Start of Supplied records

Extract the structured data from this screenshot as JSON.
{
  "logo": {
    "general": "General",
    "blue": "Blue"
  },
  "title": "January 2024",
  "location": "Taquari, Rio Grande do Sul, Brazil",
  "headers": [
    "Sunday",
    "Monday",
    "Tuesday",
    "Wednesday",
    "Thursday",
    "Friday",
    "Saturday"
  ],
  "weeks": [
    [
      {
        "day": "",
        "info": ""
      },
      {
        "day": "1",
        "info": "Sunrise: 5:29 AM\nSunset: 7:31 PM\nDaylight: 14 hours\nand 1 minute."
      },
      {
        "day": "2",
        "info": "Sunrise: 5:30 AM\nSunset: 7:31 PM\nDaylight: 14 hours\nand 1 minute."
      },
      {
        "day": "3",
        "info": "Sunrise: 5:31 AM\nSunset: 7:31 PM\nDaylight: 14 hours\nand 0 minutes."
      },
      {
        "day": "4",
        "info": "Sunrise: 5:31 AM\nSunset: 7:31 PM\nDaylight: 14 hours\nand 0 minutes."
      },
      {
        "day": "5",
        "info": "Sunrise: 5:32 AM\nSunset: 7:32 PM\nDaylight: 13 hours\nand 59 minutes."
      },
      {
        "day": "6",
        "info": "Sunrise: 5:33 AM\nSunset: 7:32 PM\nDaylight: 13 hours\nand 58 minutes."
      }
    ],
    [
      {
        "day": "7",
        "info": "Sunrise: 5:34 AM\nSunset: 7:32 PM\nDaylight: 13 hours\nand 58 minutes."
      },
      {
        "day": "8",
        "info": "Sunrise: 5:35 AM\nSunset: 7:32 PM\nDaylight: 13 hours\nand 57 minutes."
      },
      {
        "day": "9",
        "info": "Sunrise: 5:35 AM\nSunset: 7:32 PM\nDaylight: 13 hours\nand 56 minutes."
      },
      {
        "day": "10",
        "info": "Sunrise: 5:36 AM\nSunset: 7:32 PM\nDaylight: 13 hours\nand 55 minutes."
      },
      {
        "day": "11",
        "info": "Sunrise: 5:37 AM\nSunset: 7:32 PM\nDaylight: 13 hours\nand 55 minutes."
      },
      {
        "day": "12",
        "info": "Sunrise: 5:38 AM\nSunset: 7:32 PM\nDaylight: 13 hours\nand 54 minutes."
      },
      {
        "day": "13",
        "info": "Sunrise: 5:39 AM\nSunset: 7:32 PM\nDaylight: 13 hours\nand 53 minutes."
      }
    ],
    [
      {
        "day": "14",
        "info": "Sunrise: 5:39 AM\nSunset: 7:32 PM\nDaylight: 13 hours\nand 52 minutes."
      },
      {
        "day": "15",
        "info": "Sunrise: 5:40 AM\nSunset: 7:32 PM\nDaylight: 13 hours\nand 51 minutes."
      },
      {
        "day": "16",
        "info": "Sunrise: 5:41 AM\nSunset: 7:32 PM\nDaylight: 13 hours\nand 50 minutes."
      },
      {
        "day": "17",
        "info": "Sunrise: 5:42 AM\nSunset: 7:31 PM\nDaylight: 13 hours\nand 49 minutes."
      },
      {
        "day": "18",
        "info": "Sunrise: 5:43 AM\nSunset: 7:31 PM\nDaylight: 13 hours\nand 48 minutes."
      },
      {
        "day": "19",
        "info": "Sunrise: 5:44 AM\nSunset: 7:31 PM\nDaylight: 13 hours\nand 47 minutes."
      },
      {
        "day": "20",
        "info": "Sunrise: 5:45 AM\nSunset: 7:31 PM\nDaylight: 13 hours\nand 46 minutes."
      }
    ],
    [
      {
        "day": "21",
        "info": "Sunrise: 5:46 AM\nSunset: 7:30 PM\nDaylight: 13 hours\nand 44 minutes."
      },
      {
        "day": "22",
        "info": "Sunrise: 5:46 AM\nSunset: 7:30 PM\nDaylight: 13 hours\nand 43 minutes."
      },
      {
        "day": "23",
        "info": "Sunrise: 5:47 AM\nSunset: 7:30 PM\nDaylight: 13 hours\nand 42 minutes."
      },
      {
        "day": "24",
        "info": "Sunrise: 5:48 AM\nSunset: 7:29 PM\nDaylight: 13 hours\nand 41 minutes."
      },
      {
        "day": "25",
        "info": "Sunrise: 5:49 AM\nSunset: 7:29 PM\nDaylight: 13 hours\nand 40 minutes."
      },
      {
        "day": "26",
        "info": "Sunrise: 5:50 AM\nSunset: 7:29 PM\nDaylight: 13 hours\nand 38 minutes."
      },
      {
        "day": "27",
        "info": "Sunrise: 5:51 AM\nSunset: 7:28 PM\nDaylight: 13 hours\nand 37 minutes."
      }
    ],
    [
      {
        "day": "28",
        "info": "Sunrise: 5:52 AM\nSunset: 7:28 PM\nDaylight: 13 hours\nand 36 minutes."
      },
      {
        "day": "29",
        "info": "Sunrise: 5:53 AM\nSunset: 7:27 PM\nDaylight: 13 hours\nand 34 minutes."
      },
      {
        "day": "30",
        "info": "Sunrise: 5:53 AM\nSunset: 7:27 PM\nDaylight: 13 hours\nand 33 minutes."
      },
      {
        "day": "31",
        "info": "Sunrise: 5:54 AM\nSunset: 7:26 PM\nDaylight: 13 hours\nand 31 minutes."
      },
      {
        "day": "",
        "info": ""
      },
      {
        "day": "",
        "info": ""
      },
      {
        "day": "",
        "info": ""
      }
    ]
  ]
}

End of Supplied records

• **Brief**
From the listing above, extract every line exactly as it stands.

• **Output below**
Extract the structured data from this screenshot as JSON.
{
  "logo": {
    "general": "General",
    "blue": "Blue"
  },
  "title": "January 2024",
  "location": "Taquari, Rio Grande do Sul, Brazil",
  "headers": [
    "Sunday",
    "Monday",
    "Tuesday",
    "Wednesday",
    "Thursday",
    "Friday",
    "Saturday"
  ],
  "weeks": [
    [
      {
        "day": "",
        "info": ""
      },
      {
        "day": "1",
        "info": "Sunrise: 5:29 AM\nSunset: 7:31 PM\nDaylight: 14 hours\nand 1 minute."
      },
      {
        "day": "2",
        "info": "Sunrise: 5:30 AM\nSunset: 7:31 PM\nDaylight: 14 hours\nand 1 minute."
      },
      {
        "day": "3",
        "info": "Sunrise: 5:31 AM\nSunset: 7:31 PM\nDaylight: 14 hours\nand 0 minutes."
      },
      {
        "day": "4",
        "info": "Sunrise: 5:31 AM\nSunset: 7:31 PM\nDaylight: 14 hours\nand 0 minutes."
      },
      {
        "day": "5",
        "info": "Sunrise: 5:32 AM\nSunset: 7:32 PM\nDaylight: 13 hours\nand 59 minutes."
      },
      {
        "day": "6",
        "info": "Sunrise: 5:33 AM\nSunset: 7:32 PM\nDaylight: 13 hours\nand 58 minutes."
      }
    ],
    [
      {
        "day": "7",
        "info": "Sunrise: 5:34 AM\nSunset: 7:32 PM\nDaylight: 13 hours\nand 58 minutes."
      },
      {
        "day": "8",
        "info": "Sunrise: 5:35 AM\nSunset: 7:32 PM\nDaylight: 13 hours\nand 57 minutes."
      },
      {
        "day": "9",
        "info": "Sunrise: 5:35 AM\nSunset: 7:32 PM\nDaylight: 13 hours\nand 56 minutes."
      },
      {
        "day": "10",
        "info": "Sunrise: 5:36 AM\nSunset: 7:32 PM\nDaylight: 13 hours\nand 55 minutes."
      },
      {
        "day": "11",
        "info": "Sunrise: 5:37 AM\nSunset: 7:32 PM\nDaylight: 13 hours\nand 55 minutes."
      },
      {
        "day": "12",
        "info": "Sunrise: 5:38 AM\nSunset: 7:32 PM\nDaylight: 13 hours\nand 54 minutes."
      },
      {
        "day": "13",
        "info": "Sunrise: 5:39 AM\nSunset: 7:32 PM\nDaylight: 13 hours\nand 53 minutes."
      }
    ],
    [
      {
        "day": "14",
        "info": "Sunrise: 5:39 AM\nSunset: 7:32 PM\nDaylight: 13 hours\nand 52 minutes."
      },
      {
        "day": "15",
        "info": "Sunrise: 5:40 AM\nSunset: 7:32 PM\nDaylight: 13 hours\nand 51 minutes."
      },
      {
        "day": "16",
        "info": "Sunrise: 5:41 AM\nSunset: 7:32 PM\nDaylight: 13 hours\nand 50 minutes."
      },
      {
        "day": "17",
        "info": "Sunrise: 5:42 AM\nSunset: 7:31 PM\nDaylight: 13 hours\nand 49 minutes."
      },
      {
        "day": "18",
        "info": "Sunrise: 5:43 AM\nSunset: 7:31 PM\nDaylight: 13 hours\nand 48 minutes."
      },
      {
        "day": "19",
        "info": "Sunrise: 5:44 AM\nSunset: 7:31 PM\nDaylight: 13 hours\nand 47 minutes."
      },
      {
        "day": "20",
        "info": "Sunrise: 5:45 AM\nSunset: 7:31 PM\nDaylight: 13 hours\nand 46 minutes."
      }
    ],
    [
      {
        "day": "21",
        "info": "Sunrise: 5:46 AM\nSunset: 7:30 PM\nDaylight: 13 hours\nand 44 minutes."
      },
      {
        "day": "22",
        "info": "Sunrise: 5:46 AM\nSunset: 7:30 PM\nDaylight: 13 hours\nand 43 minutes."
      },
      {
        "day": "23",
        "info": "Sunrise: 5:47 AM\nSunset: 7:30 PM\nDaylight: 13 hours\nand 42 minutes."
      },
      {
        "day": "24",
        "info": "Sunrise: 5:48 AM\nSunset: 7:29 PM\nDaylight: 13 hours\nand 41 minutes."
      },
      {
        "day": "25",
        "info": "Sunrise: 5:49 AM\nSunset: 7:29 PM\nDaylight: 13 hours\nand 40 minutes."
      },
      {
        "day": "26",
        "info": "Sunrise: 5:50 AM\nSunset: 7:29 PM\nDaylight: 13 hours\nand 38 minutes."
      },
      {
        "day": "27",
        "info": "Sunrise: 5:51 AM\nSunset: 7:28 PM\nDaylight: 13 hours\nand 37 minutes."
      }
    ],
    [
      {
        "day": "28",
        "info": "Sunrise: 5:52 AM\nSunset: 7:28 PM\nDaylight: 13 hours\nand 36 minutes."
      },
      {
        "day": "29",
        "info": "Sunrise: 5:53 AM\nSunset: 7:27 PM\nDaylight: 13 hours\nand 34 minutes."
      },
      {
        "day": "30",
        "info": "Sunrise: 5:53 AM\nSunset: 7:27 PM\nDaylight: 13 hours\nand 33 minutes."
      },
      {
        "day": "31",
        "info": "Sunrise: 5:54 AM\nSunset: 7:26 PM\nDaylight: 13 hours\nand 31 minutes."
      },
      {
        "day": "",
        "info": ""
      },
      {
        "day": "",
        "info": ""
      },
      {
        "day": "",
        "info": ""
      }
    ]
  ]
}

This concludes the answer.